This content is from: Portfolio

Five Questions: Kevin Quirk on European Asset Managers

Parental concerns at banks and insurers hit by the euro zone crisis are adding to European asset managers’ woes. So what does the future hold?

  • Julie Segal

Continental European asset managers represent about 31 percent of professionally managed assets in the world. But the euro zone crisis presents a major challenge. In fact, it has added to woes going back almost a decade. Between 2004 and 2010, European managers grew at a compound annual growth rate of two percent. By contrast, the U.S. and U.K. markets grew by five percent. What’s more, during the five years ending in 2010, foreign firms garnered 75 percent of new flows into long-term mutual funds in the region. But now with the European debt crisis in full swing and the future of the euro in question, continental European asset managers are facing an even bigger threat as their parent banks struggle with capital requirements and sovereign debt on their balance sheets. 

To get a clearer picture of what is happening to European asset managers, Senior Writer Julie Segal interviewed Kevin Quirk, a founding partner of Casey, Quirk & Associates, a consultancy for the investment management industry.

1. We all hear daily of the fiscal and currency woes in Europe. What does this mean for the asset management industry there?

It’s substantial. Virtually all of the top 30 asset managers with headquarters in continental Europe are owned by banks and insurance companies. These are obviously companies in weakened positions. So as owners of these asset managers, they have to think about what they’ll do with them. Their hands are being forced in a way that they haven’t been before. That’s on top of a foundation that was already weakened because these asset managers don’t have all the competitive boxes checked. A fair number of global asset managers — noncontinental European headquartered managers — have been going in and eroding the banks’ market share, especially in higher-fee products. It’s been really painful for them.

2. What will happen as a result?

They have one or two distinct paths that they can take. One is that they can exit and sell, recognizing that asset management is not a core competency. They may want to realize some value in them and shore up their capital adequacy requirements.

The second is they can hold on but begin to make investments in the business and increase its value. We think a fair number will do this. The asset management business is fundamentally a good one for them to be in; it’s a diversified feature of their business, but it’s also potentially a higher margin business with a more stable fee base than their core businesses. If they can build a truly competitive business, then holding on to it will be a good thing.

3. But some just won’t be able to sell, will they?

No. For some portion of these banks, selling won’t be an option. Many of these asset management businesses today aren’t really worth that much because they are too integrated in the bank, and the banks haven’t built a really quality organization. Of the top 30, perhaps one half of them have the opportunity to sell their business in a way where it would financially make sense and a transaction is actually doable. Who will do it? That’s much more difficult to estimate.

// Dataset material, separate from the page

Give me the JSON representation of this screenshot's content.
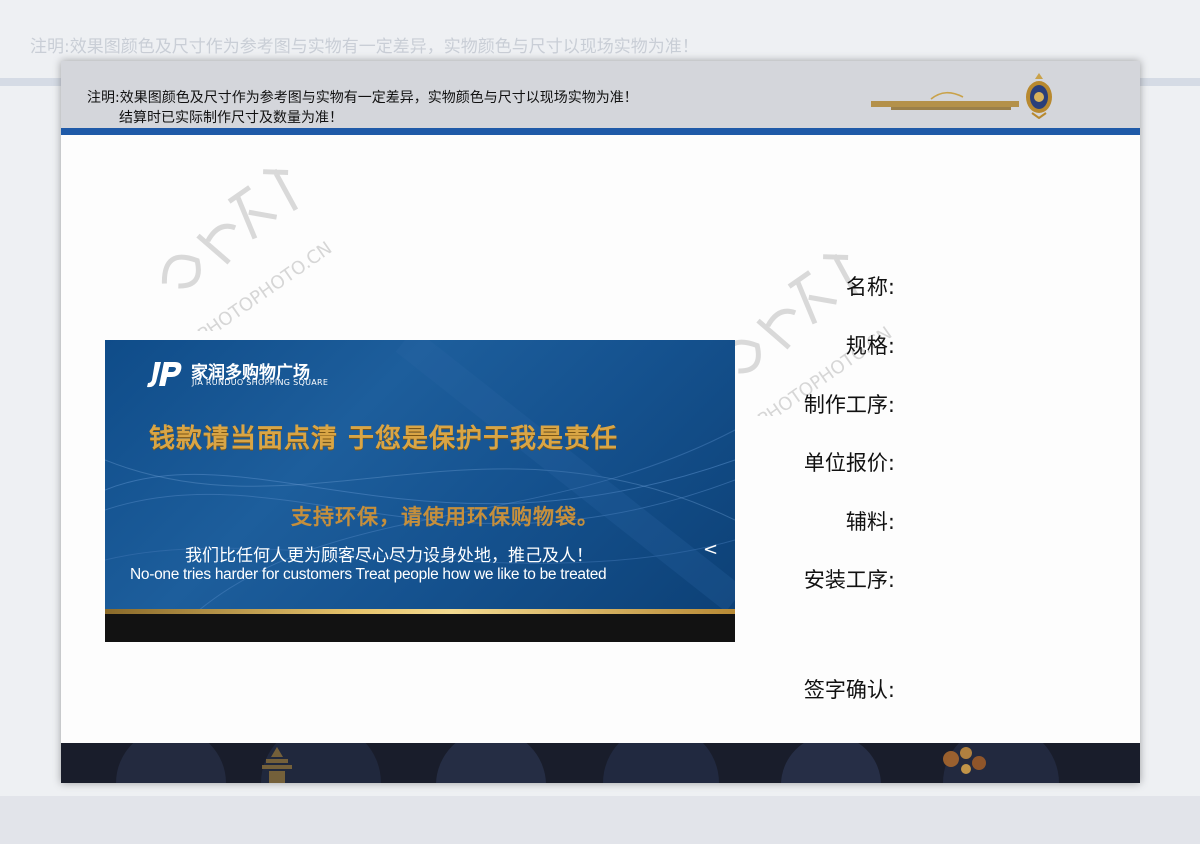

4. You mentioned that global leaders have had some success in Continental Europe. Why?

If you look at the business broadly and globally, there are probably three or four characteristics of an asset manager that make them successful.

It’s fair to say that the global leaders are better able to tick off those boxes than the Europeans are, generally. Global asset managers have better incentive alignment. They’ve found some way to link the franchise value of the asset manager to the compensation incentives for the critical people in the asset management organization. The European banks, like most banks, have not been able to do that. They’ve rewarded their management teams with bank stock and cash, creating an inherently less competitive and less stable structure.

Second, these global organizations have done a much better job of investing in third-party distribution. The European firms are reliant on the captive distribution of the parent company. When the parent company went through the financial crisis, they began to see their own customers move back into bank deposits, taking money away from asset management products. The asset management subsidiary without a well-developed third-party distribution system was a net loser in terms of assets.

The non-European headquartered firms also did a better job of investing in products and investment capabilities that the market wanted. Products that are less home country biased and more global and emerging markets, for example, as well as alternatives that have higher fees and better margins.

5. It seems that the European debt crisis will have a permanent and far reaching impact on the asset management industry.

There really is a bigger question beginning to emerge. I think these banks have an existential question they have to ask themselves. Will they and can they continue to own asset managers in reality? From a shareholder’s and a regulator’s standpoint, this will potentially come to a head over the next year or two. It’s not unfathomable that in five years a lot if not most of the banks are out of the asset management business.